Neptune_Full
Neptune, currently somewhere between 4.2 and 4.4 billion kilometres away

* Perhaps the most obvious Planets reference is in John Williams’s Star Wars music, which quotes the ending of Mars almost exactly. The mood of Neptune, meanwhile, is Hollywood’s default “mysterious space” mood, with the gentle moments of James Horner’s Aliens score, for example, deeply in hock to it.

Give some to the bass player, part 6 – It’s My Life by Talk Talk

I live in London, I studied in London and have lived in London for seven of my 33 years, but I’m not really that metropolitan a guy. I come from a town called Leigh-on-Sea, which is the 20th-century outgrowth of a medieval fishing village nowadays known as Old Leigh, all of which has been absorbed into the larger unitary borough of Southend-on-Sea. Southend has a certain reputation amongst people who don’t live there, one it tends to embrace to its own detriment. I wasn’t born there, my parents don’t come from there but I’ve lived there for two-thirds of my life and in some fundamental way I still think of Leigh – oh, all right: of Southend – as home. London is 40 miles, and a psychological world, away. When I arrived at university, I couldn’t have felt more like a kid from the boondocks. Everyone, every single full-of-shit 18-year-old kid I met who lived with their parents the week before, seemed more sophisticated than me.

London’s musical history isn’t something I take any great pride in, then. As the capital and absolute centre of the UK music industry, London has some kind of claim on the vast majority of music that’s come out of these isles. And when you come from a town in the shadow of London, there aren’t many local heroes. In Southend we’ve got Dr Feelgood (actually from Canvey Island, but close enough), Eddie & the Hot Rods (ditto), the Kursaal Flyers, Gary Brooker and Robin Trower from Procol Harum, some of Busted, My Life Story, Tina Cousins, the Horrors (who got the hell out as soon as they could), a few members of Menswear. For obvious reasons, we don’t talk about many of them.

We also have Talk Talk, whose connection is a little tenuous. Paul Webb and Lee Harris went to school in Southend, and Mark Hollis’s brother Ed managed Eddie & the Hot Rods.

Talk Talk are the best we’ve got, the only group in that list who have produced genuinely classic albums (apologies to Procol Harum).

Spirit of Eden and Laughing Stock are monumental pieces of work, deeply atmospheric and hushed, with songs that take days, or even weeks, to seep into you but will undoubtedly do so if you give them the time they need. They’re the band’s most celebrated work these days (amazing to think that the 1992 Rolling Stone Albums Guide gave Spirit of Eden precisely one star – “Instead of getting better or worse, this band simply grew more pretentious with each passing year”), but the group are remembered, if at all, by more casual music fans for their early singles: Talk Talk, Today, It’s My Life and Life’s What You Make It.
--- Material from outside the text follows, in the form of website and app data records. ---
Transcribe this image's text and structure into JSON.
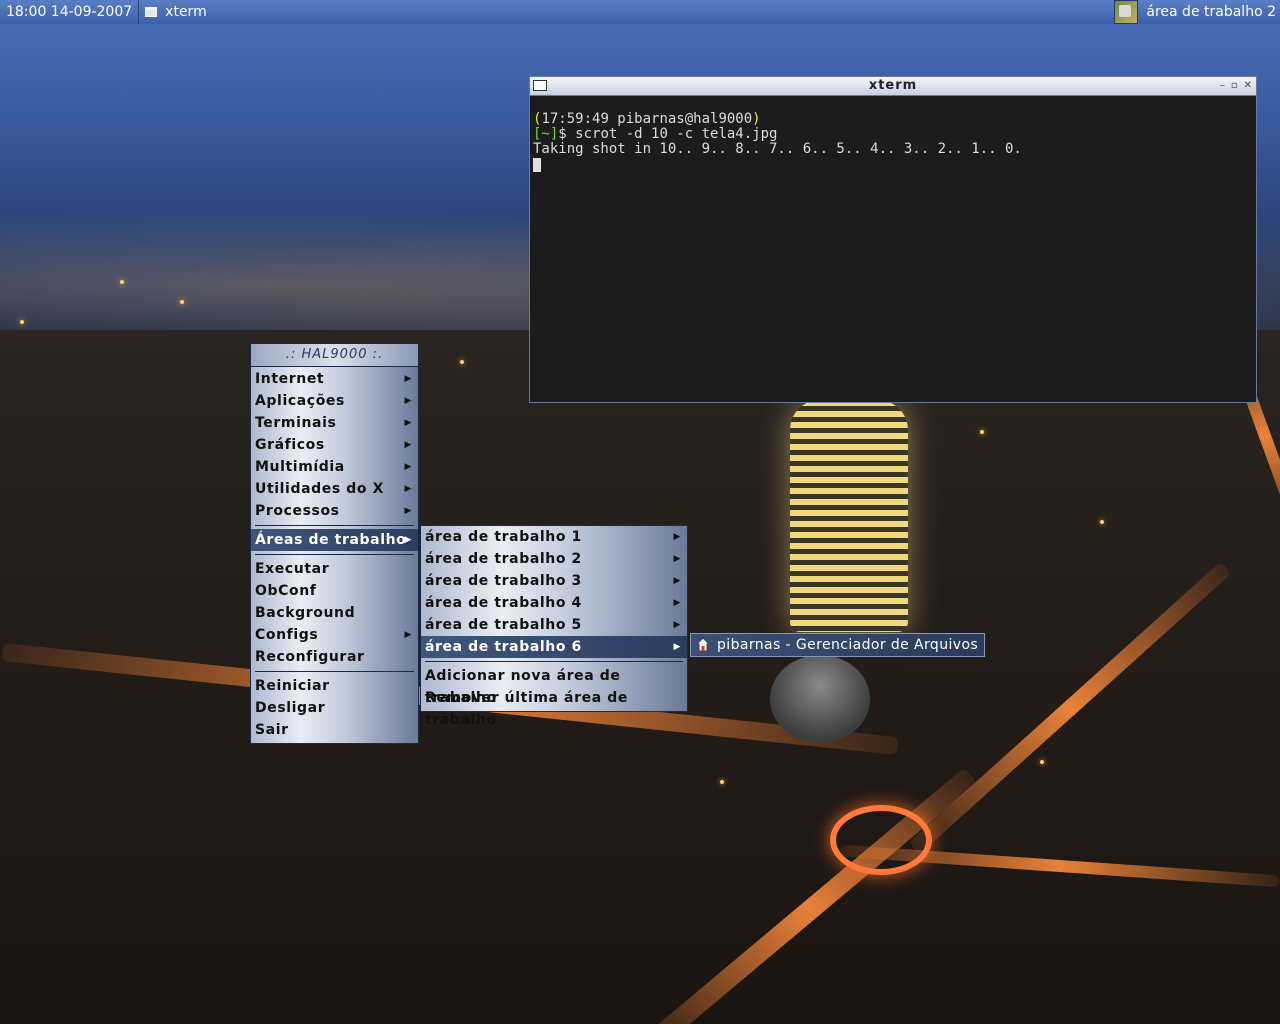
{
  "panel": {
    "clock": "18:00 14-09-2007",
    "task_label": "xterm",
    "desktop_label": "área de trabalho 2",
    "desktop_icon": "desktop-pager-icon"
  },
  "xterm": {
    "title": "xterm",
    "line1_open": "(",
    "line1_text": "17:59:49 pibarnas@hal9000",
    "line1_close": ")",
    "line2_prompt": "[~]",
    "line2_cmd": "$ scrot -d 10 -c tela4.jpg",
    "line3": "Taking shot in 10.. 9.. 8.. 7.. 6.. 5.. 4.. 3.. 2.. 1.. 0.",
    "buttons": [
      "–",
      "▫",
      "✕"
    ]
  },
  "root_menu": {
    "title": ".: HAL9000 :.",
    "items": [
      {
        "label": "Internet",
        "submenu": true
      },
      {
        "label": "Aplicações",
        "submenu": true
      },
      {
        "label": "Terminais",
        "submenu": true
      },
      {
        "label": "Gráficos",
        "submenu": true
      },
      {
        "label": "Multimídia",
        "submenu": true
      },
      {
        "label": "Utilidades do X",
        "submenu": true
      },
      {
        "label": "Processos",
        "submenu": true
      },
      {
        "label": "Áreas de trabalho",
        "submenu": true,
        "active": true
      },
      {
        "label": "Executar",
        "submenu": false
      },
      {
        "label": "ObConf",
        "submenu": false
      },
      {
        "label": "Background",
        "submenu": false
      },
      {
        "label": "Configs",
        "submenu": true
      },
      {
        "label": "Reconfigurar",
        "submenu": false
      },
      {
        "label": "Reiniciar",
        "submenu": false
      },
      {
        "label": "Desligar",
        "submenu": false
      },
      {
        "label": "Sair",
        "submenu": false
      }
    ]
  },
  "desktops_menu": {
    "items": [
      {
        "label": "área de trabalho 1"
      },
      {
        "label": "área de trabalho 2"
      },
      {
        "label": "área de trabalho 3"
      },
      {
        "label": "área de trabalho 4"
      },
      {
        "label": "área de trabalho 5"
      },
      {
        "label": "área de trabalho 6",
        "active": true
      }
    ],
    "add": "Adicionar nova área de trabalho",
    "remove": "Remover última área de trabalho"
  },
  "window_tooltip": {
    "label": "pibarnas - Gerenciador de Arquivos",
    "icon": "home-folder-icon"
  },
  "colors": {
    "panel": "#3d5fa8",
    "terminal_bg": "#1c1c1c",
    "prompt_yellow": "#f2e04a",
    "prompt_green": "#6ad14a",
    "menu_active": "#2c3d60"
  }
}
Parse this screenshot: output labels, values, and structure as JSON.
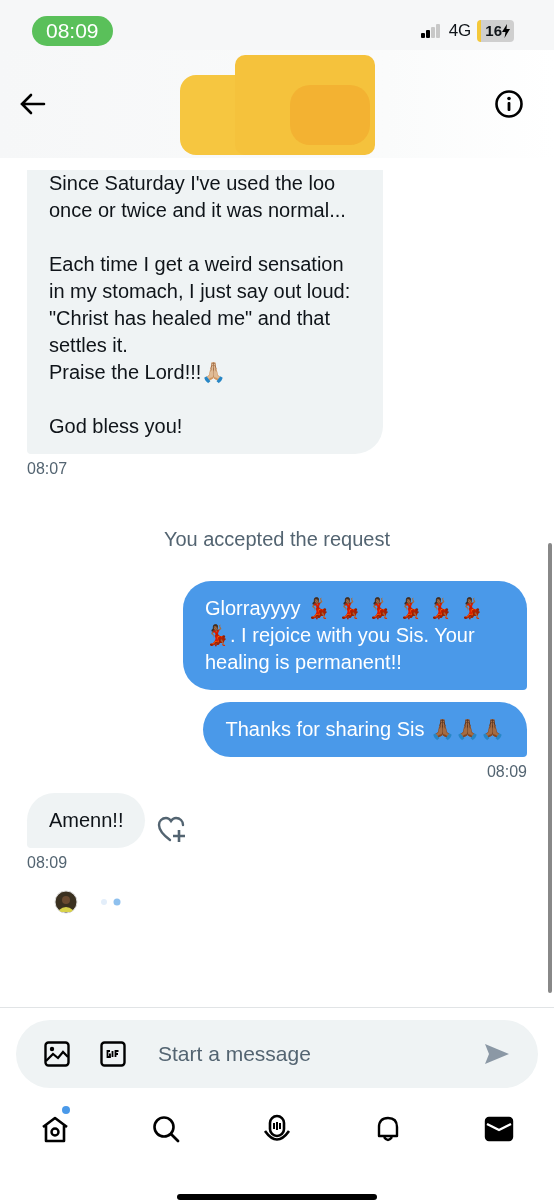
{
  "status_bar": {
    "time": "08:09",
    "network": "4G",
    "battery": "16"
  },
  "messages": [
    {
      "kind": "incoming",
      "text": "Since Saturday I've used the loo once or twice and it was normal...\n\nEach time I get a weird sensation in my stomach, I just say out loud: \"Christ has healed me\" and that settles it.\nPraise the Lord!!!🙏🏼\n\nGod bless you!",
      "time": "08:07"
    },
    {
      "kind": "system",
      "text": "You accepted the request"
    },
    {
      "kind": "outgoing",
      "text": "Glorrayyyy 💃🏾 💃🏾 💃🏾 💃🏾 💃🏾 💃🏾 💃🏾. I rejoice with you Sis. Your healing is permanent!!"
    },
    {
      "kind": "outgoing",
      "text": "Thanks for sharing Sis 🙏🏾🙏🏾🙏🏾",
      "time": "08:09"
    },
    {
      "kind": "incoming",
      "text": "Amenn!!",
      "time": "08:09",
      "react": true
    }
  ],
  "composer": {
    "placeholder": "Start a message"
  },
  "nav": [
    {
      "kind": "home",
      "selected": false,
      "badge": true
    },
    {
      "kind": "search",
      "selected": false,
      "badge": false
    },
    {
      "kind": "spaces",
      "selected": false,
      "badge": false
    },
    {
      "kind": "bell",
      "selected": false,
      "badge": false
    },
    {
      "kind": "mail",
      "selected": true,
      "badge": false
    }
  ]
}
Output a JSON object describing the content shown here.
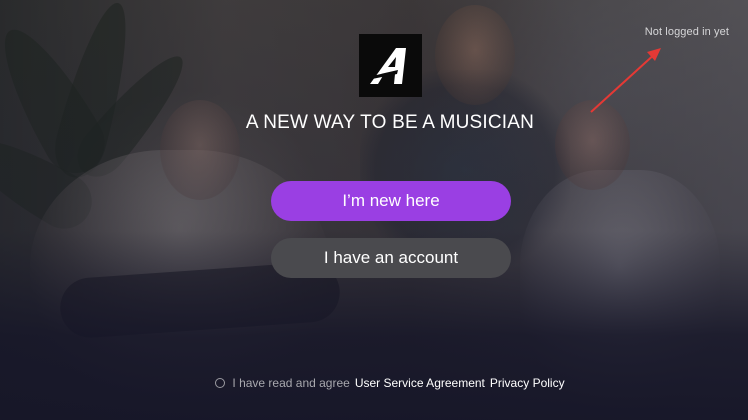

The slowest burning of slow-burning hits (its highest chart placing – 13 – in the UK came the third time it was released, in 1990), It’s My Life, for all its synth hooks and seagull noises and Mark Hollis’s tremulous vocal, derives its force from the drive provided by Paul Webb’s fretless bass, the song’s restless heart. Without a guitar to compete with, the bass dominates the track completely. No Doubt’s flat cover, which replaced most of the keyboards with Tom Dumont’s guitars, only proved how good the original arrangement was. Credit, then, to the best rhythm section ever to come out of Southend, Essex.

Paul Webb
Paul Webb, Talk Talk’s bass man